There has been more than a little bit of noise lately about the issue of honey adulteration. Consumers have been left wondering who they can trust. But it needs to be made clear this is not a honey production problem; rather a honey importation problem. A Fairfax-ABC investigation revealed many cheaper and house blended brands of imported honey have additives bulking them up, including sugar or beet syrup.
Using the C4 sugar test, the industry standard in Australia, all the allegedly adulterated samples passed as honey. But well-known brands have been caught out by relying on this test, which according to the investigation was not thorough enough to detect substitution in imported honey, particularly from China. This week Capilano Honey rejected the claims, questioning the accuracy of the alternative NMR test in Australia. This discrepancy, and the adequacy of testing, needs to be determined by an independent body.
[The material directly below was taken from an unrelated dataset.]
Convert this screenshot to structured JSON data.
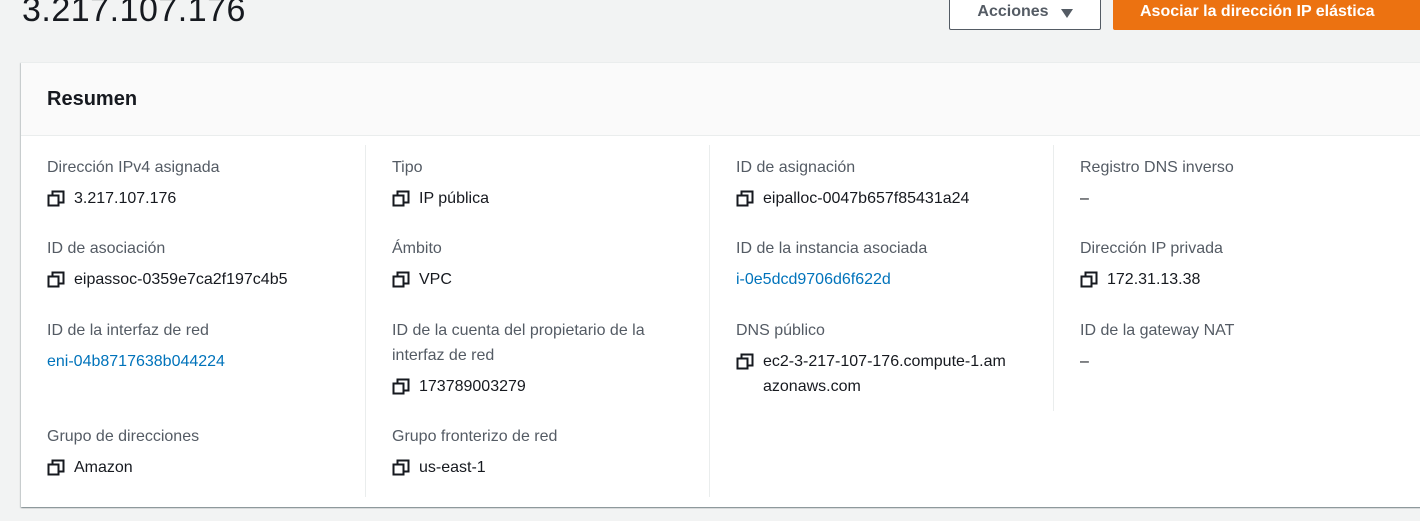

For the average consumer, it’s simple: what they buy is what they expect. This in turn means the accuracy of provenance becomes even more vital for the consumer. There is no nutritional harm done from the additives, but people have a right to know what they are consuming and make purchases accordingly.
The sloppiness and loopholes in Australian labelling, (think the healthy food labelling confusion) shows the paralysis of the Federal Government on this matter, and the power of the food industry in failing to serve the consumer. But in this case the impacts go further. For the local producer, this makes the point of difference all the greater, and consumers will choose on source and quality rather than simply on price – potentially making their cache even stronger.
So in many ways this is a call-out to the consumer to buy local; to ensure we are supporting Australian producers. But there is also the bigger argument which Australian honey-makers put forward: the flood of “adulterated” honey contributes to a decline in bee populations in nations, including Australia.
Such is the importance of bees to humanity that the decline and disappearance of these prolific pollinators would have catastrophic consequences. Two-thirds of agriculture depends on pollination by bees. As Albert Einstein said: “Man would have only four years of life left. No more bees, no more pollination, no more plants, no more animals, no more man.”